As the title says, fintech has reached mass adoption. The study shows a 52% year over year increase—with 88% of US consumers using fintech platforms. That puts fintech in the same realm as video streaming subscriptions (78%) and is getting close to overall internet usage (93%). And since the usage is widespread through all demographics, there will be an ongoing opportunity for banks and other financial institutions to take advantage of this growth.
Plaid points to three key findings:
Fintech’s value drives a permanent shift to digital. While the pandemic created a lot of initial experimentation, between 80-90% of fintech users plan to keep using fintech platforms beyond the pandemic. The majority report that fintech saves them time (93%), money (78%), and reduces financial fear and stress (71%).
Fintech makes finance more social. 71% of US consumers surveyed say that fintech makes finance part of the daily conversation. 57% said that they have used a new financial tool or app because friends or family suggested it.
Fintech integrates finance into people’s everyday lives. 48% of Americans use fintech every day, and 77% report that fintech seamlessly integrates into their daily lives.
So, what does all of this mean for financial marketers, especially those in more well-established traditional banks?

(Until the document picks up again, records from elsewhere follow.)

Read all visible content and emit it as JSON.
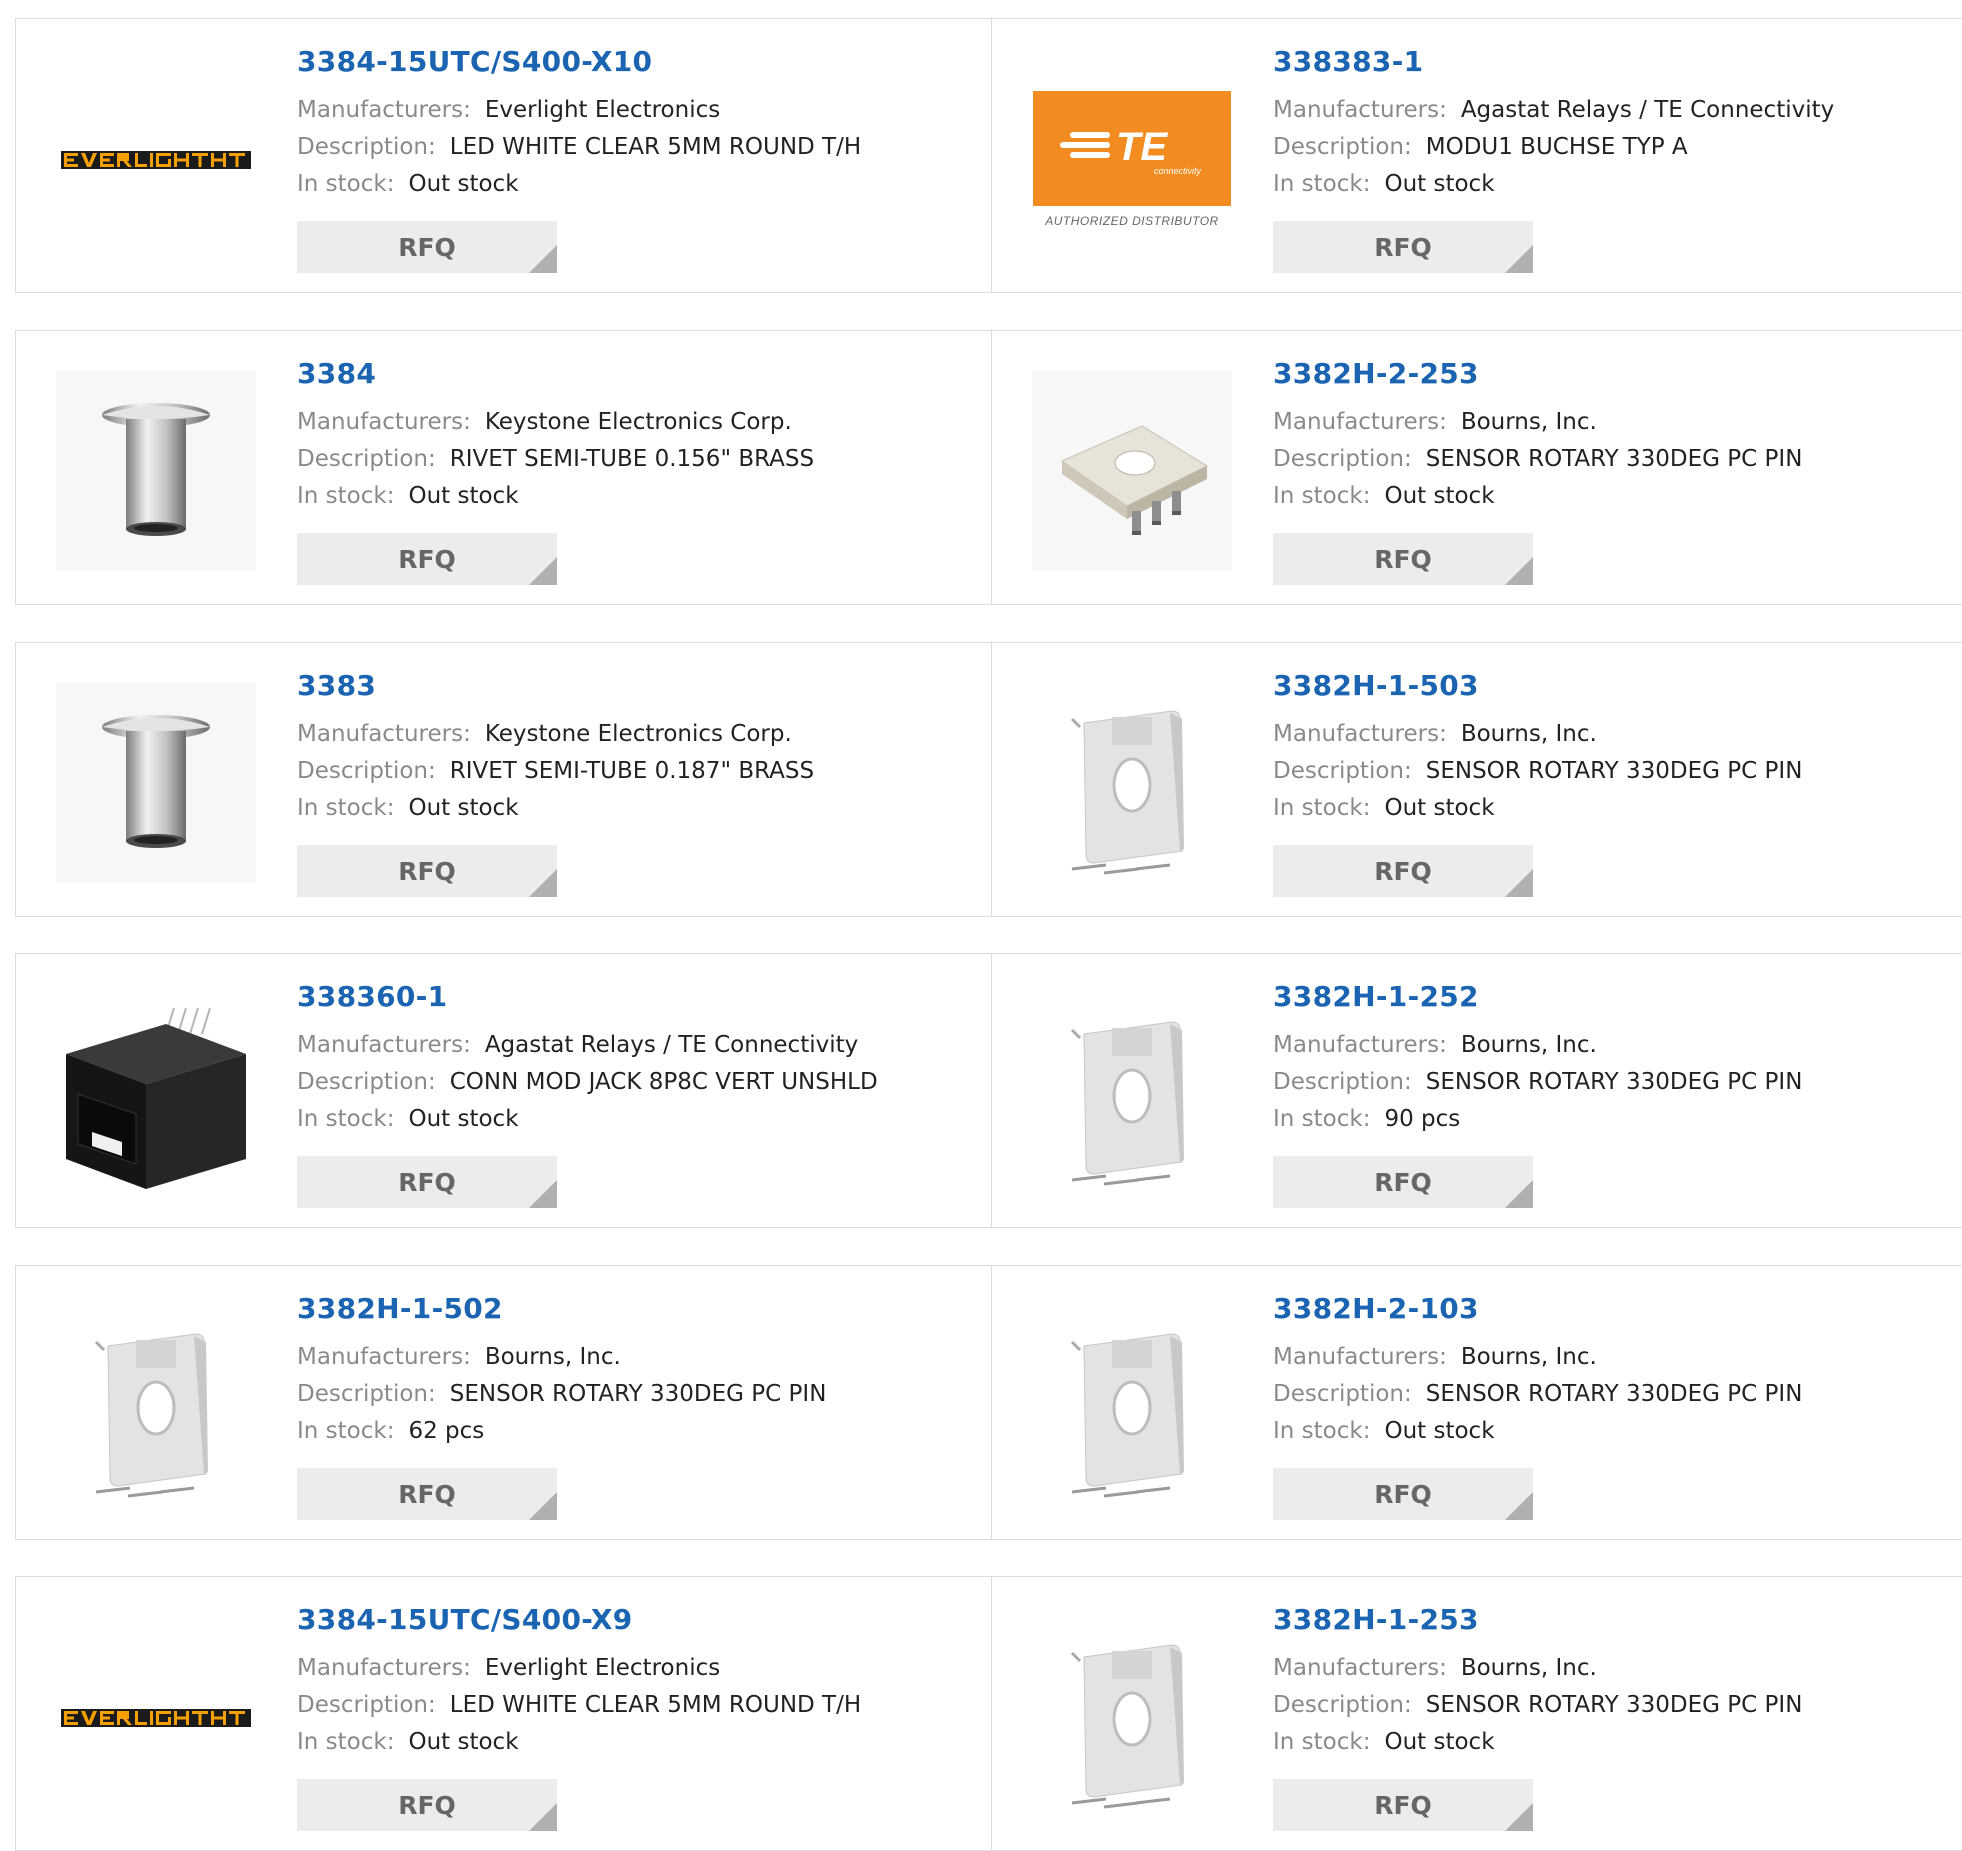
{
  "labels": {
    "manufacturers": "Manufacturers:",
    "description": "Description:",
    "stock": "In stock:",
    "rfq": "RFQ"
  },
  "products": [
    {
      "part": "3384-15UTC/S400-X10",
      "manufacturer": "Everlight Electronics",
      "description": "LED WHITE CLEAR 5MM ROUND T/H",
      "stock": "Out stock",
      "image": "everlight-logo"
    },
    {
      "part": "338383-1",
      "manufacturer": "Agastat Relays / TE Connectivity",
      "description": "MODU1 BUCHSE TYP A",
      "stock": "Out stock",
      "image": "te-logo",
      "logo_text": "TE",
      "logo_sub": "connectivity",
      "logo_caption": "AUTHORIZED DISTRIBUTOR"
    },
    {
      "part": "3384",
      "manufacturer": "Keystone Electronics Corp.",
      "description": "RIVET SEMI-TUBE 0.156\" BRASS",
      "stock": "Out stock",
      "image": "rivet"
    },
    {
      "part": "3382H-2-253",
      "manufacturer": "Bourns, Inc.",
      "description": "SENSOR ROTARY 330DEG PC PIN",
      "stock": "Out stock",
      "image": "sensor-flat"
    },
    {
      "part": "3383",
      "manufacturer": "Keystone Electronics Corp.",
      "description": "RIVET SEMI-TUBE 0.187\" BRASS",
      "stock": "Out stock",
      "image": "rivet"
    },
    {
      "part": "3382H-1-503",
      "manufacturer": "Bourns, Inc.",
      "description": "SENSOR ROTARY 330DEG PC PIN",
      "stock": "Out stock",
      "image": "sensor-upright"
    },
    {
      "part": "338360-1",
      "manufacturer": "Agastat Relays / TE Connectivity",
      "description": "CONN MOD JACK 8P8C VERT UNSHLD",
      "stock": "Out stock",
      "image": "modular-jack"
    },
    {
      "part": "3382H-1-252",
      "manufacturer": "Bourns, Inc.",
      "description": "SENSOR ROTARY 330DEG PC PIN",
      "stock": "90 pcs",
      "image": "sensor-upright"
    },
    {
      "part": "3382H-1-502",
      "manufacturer": "Bourns, Inc.",
      "description": "SENSOR ROTARY 330DEG PC PIN",
      "stock": "62 pcs",
      "image": "sensor-upright"
    },
    {
      "part": "3382H-2-103",
      "manufacturer": "Bourns, Inc.",
      "description": "SENSOR ROTARY 330DEG PC PIN",
      "stock": "Out stock",
      "image": "sensor-upright"
    },
    {
      "part": "3384-15UTC/S400-X9",
      "manufacturer": "Everlight Electronics",
      "description": "LED WHITE CLEAR 5MM ROUND T/H",
      "stock": "Out stock",
      "image": "everlight-logo"
    },
    {
      "part": "3382H-1-253",
      "manufacturer": "Bourns, Inc.",
      "description": "SENSOR ROTARY 330DEG PC PIN",
      "stock": "Out stock",
      "image": "sensor-upright"
    }
  ],
  "colors": {
    "part_link": "#1a64b2",
    "label": "#8a8a8a",
    "rfq_bg": "#ececec",
    "te_orange": "#f28b20",
    "everlight_orange": "#f5a000"
  }
}
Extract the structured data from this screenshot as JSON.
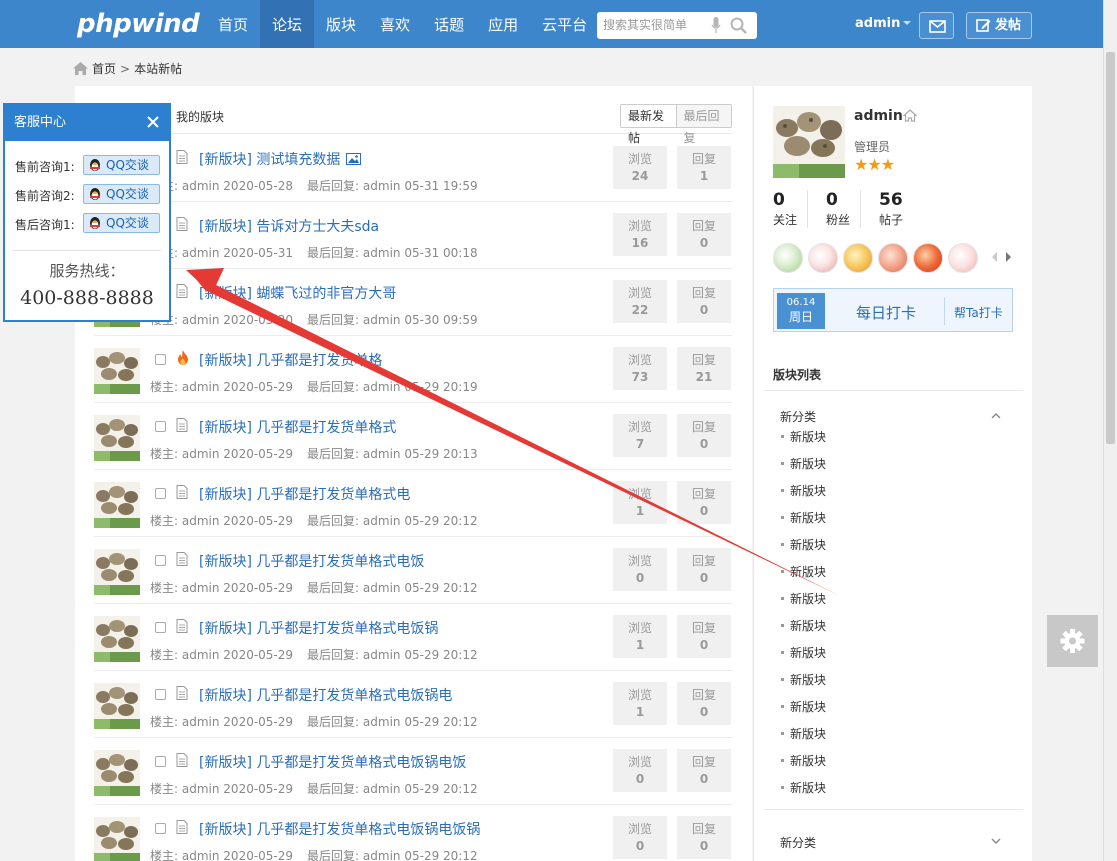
{
  "header": {
    "logo": "phpwind",
    "nav": [
      "首页",
      "论坛",
      "版块",
      "喜欢",
      "话题",
      "应用",
      "云平台"
    ],
    "active_nav": 1,
    "search_placeholder": "搜索其实很简单",
    "user": "admin",
    "post_label": "发帖"
  },
  "breadcrumb": {
    "home": "首页",
    "current": "本站新帖"
  },
  "tabs": {
    "my_forums": "我的版块",
    "latest": "最新发帖",
    "latest_reply": "最后回复"
  },
  "threads": [
    {
      "title": "[新版块] 测试填充数据",
      "owner": "楼主: admin",
      "date": "2020-05-28",
      "last": "最后回复: admin",
      "last_time": "05-31 19:59",
      "views_label": "浏览",
      "views": "24",
      "replies_label": "回复",
      "replies": "1",
      "icon": "doc",
      "has_image": true
    },
    {
      "title": "[新版块] 告诉对方士大夫sda",
      "owner": "楼主: admin",
      "date": "2020-05-31",
      "last": "最后回复: admin",
      "last_time": "05-31 00:18",
      "views_label": "浏览",
      "views": "16",
      "replies_label": "回复",
      "replies": "0",
      "icon": "doc"
    },
    {
      "title": "[新版块] 蝴蝶飞过的非官方大哥",
      "owner": "楼主: admin",
      "date": "2020-05-30",
      "last": "最后回复: admin",
      "last_time": "05-30 09:59",
      "views_label": "浏览",
      "views": "22",
      "replies_label": "回复",
      "replies": "0",
      "icon": "doc"
    },
    {
      "title": "[新版块] 几乎都是打发货单格",
      "owner": "楼主: admin",
      "date": "2020-05-29",
      "last": "最后回复: admin",
      "last_time": "05-29 20:19",
      "views_label": "浏览",
      "views": "73",
      "replies_label": "回复",
      "replies": "21",
      "icon": "fire"
    },
    {
      "title": "[新版块] 几乎都是打发货单格式",
      "owner": "楼主: admin",
      "date": "2020-05-29",
      "last": "最后回复: admin",
      "last_time": "05-29 20:13",
      "views_label": "浏览",
      "views": "7",
      "replies_label": "回复",
      "replies": "0",
      "icon": "doc"
    },
    {
      "title": "[新版块] 几乎都是打发货单格式电",
      "owner": "楼主: admin",
      "date": "2020-05-29",
      "last": "最后回复: admin",
      "last_time": "05-29 20:12",
      "views_label": "浏览",
      "views": "1",
      "replies_label": "回复",
      "replies": "0",
      "icon": "doc"
    },
    {
      "title": "[新版块] 几乎都是打发货单格式电饭",
      "owner": "楼主: admin",
      "date": "2020-05-29",
      "last": "最后回复: admin",
      "last_time": "05-29 20:12",
      "views_label": "浏览",
      "views": "0",
      "replies_label": "回复",
      "replies": "0",
      "icon": "doc"
    },
    {
      "title": "[新版块] 几乎都是打发货单格式电饭锅",
      "owner": "楼主: admin",
      "date": "2020-05-29",
      "last": "最后回复: admin",
      "last_time": "05-29 20:12",
      "views_label": "浏览",
      "views": "1",
      "replies_label": "回复",
      "replies": "0",
      "icon": "doc"
    },
    {
      "title": "[新版块] 几乎都是打发货单格式电饭锅电",
      "owner": "楼主: admin",
      "date": "2020-05-29",
      "last": "最后回复: admin",
      "last_time": "05-29 20:12",
      "views_label": "浏览",
      "views": "1",
      "replies_label": "回复",
      "replies": "0",
      "icon": "doc"
    },
    {
      "title": "[新版块] 几乎都是打发货单格式电饭锅电饭",
      "owner": "楼主: admin",
      "date": "2020-05-29",
      "last": "最后回复: admin",
      "last_time": "05-29 20:12",
      "views_label": "浏览",
      "views": "0",
      "replies_label": "回复",
      "replies": "0",
      "icon": "doc"
    },
    {
      "title": "[新版块] 几乎都是打发货单格式电饭锅电饭锅",
      "owner": "楼主: admin",
      "date": "2020-05-29",
      "last": "最后回复: admin",
      "last_time": "05-29 20:12",
      "views_label": "浏览",
      "views": "0",
      "replies_label": "回复",
      "replies": "0",
      "icon": "doc"
    }
  ],
  "profile": {
    "name": "admin",
    "role": "管理员",
    "stars": "★★★",
    "following": "0",
    "following_label": "关注",
    "fans": "0",
    "fans_label": "粉丝",
    "posts": "56",
    "posts_label": "帖子",
    "checkin_date": "06.14",
    "checkin_weekday": "周日",
    "checkin_label": "每日打卡",
    "checkin_help": "帮Ta打卡"
  },
  "forum_list": {
    "title": "版块列表",
    "category": "新分类",
    "items": [
      "新版块",
      "新版块",
      "新版块",
      "新版块",
      "新版块",
      "新版块",
      "新版块",
      "新版块",
      "新版块",
      "新版块",
      "新版块",
      "新版块",
      "新版块",
      "新版块"
    ],
    "category2": "新分类"
  },
  "service": {
    "title": "客服中心",
    "rows": [
      {
        "label": "售前咨询1:",
        "button": "QQ交谈"
      },
      {
        "label": "售前咨询2:",
        "button": "QQ交谈"
      },
      {
        "label": "售后咨询1:",
        "button": "QQ交谈"
      }
    ],
    "hotline_label": "服务热线：",
    "hotline": "400-888-8888"
  },
  "colors": {
    "header": "#3e86cb",
    "link": "#2a6eb8",
    "widget": "#2d7fd0",
    "annotation_arrow": "#e53935"
  }
}
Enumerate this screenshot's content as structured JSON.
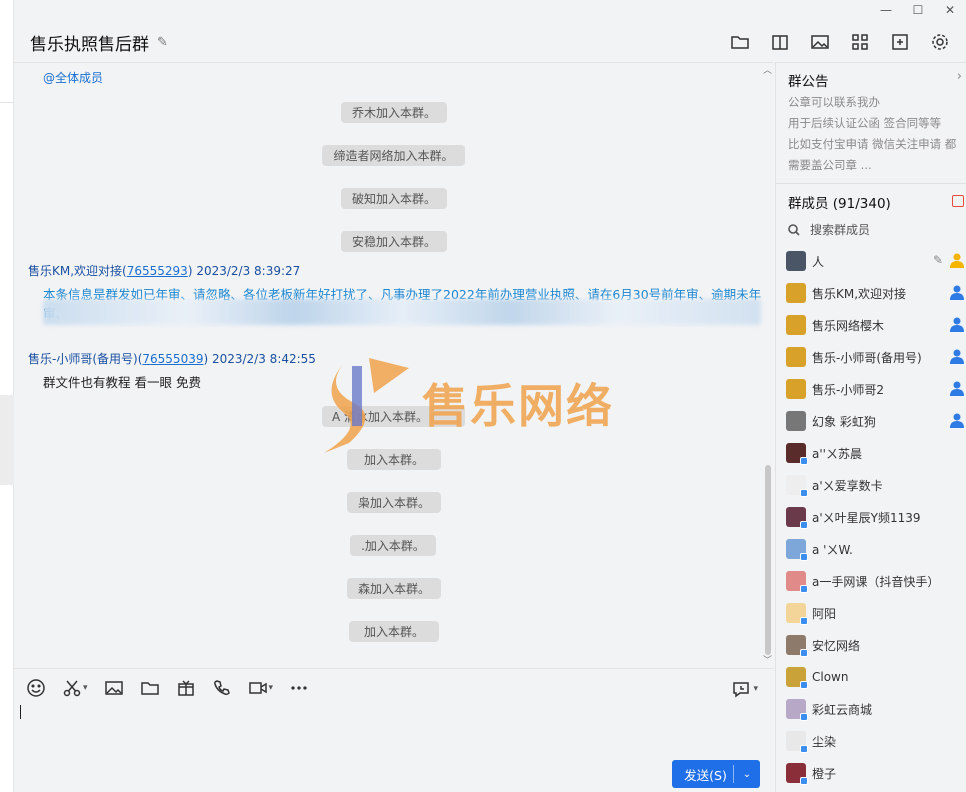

Your digital experiences —not your bank branches or your call center —are how your customer engages with your brand. Those experiences are no longer mere adjuncts and certainly can’t be afterthoughts. The need for elegant, easy to use, and helpful digital experiences cannot be overstated.
Your customers will readily share their experience…whether you want them to or not. The good, the bad, and the very ugly are all going to be promoted by them. If you are helping them, their friends and families will soon know. If your digital footprint is awkward or even worse, unhelpful, their friends will soon be pointing them towards one that isn’t.
Every day use is a great opportunity for continuous improvement. Paying close attention to how your customers are using digital, where they experience friction, and where they go elsewhere to solve problems, are great insights to be sewn into your strategic plan.
Innovation can’t be a phase. There will always be startups with better ideas nipping at your heels. To survive and thrive, established institutions need to have digital innovation structurally embedded in their organization to facilitate ongoing and continuous improvement.
And one more tidbit to whet your appetite for improving your digital experiences: the pandemic caused 74% of people to be more focused on their finances. That trend will likely continue and that means they’re going to be spending a lot more time either loving — or not — your digital experiences. And your brand.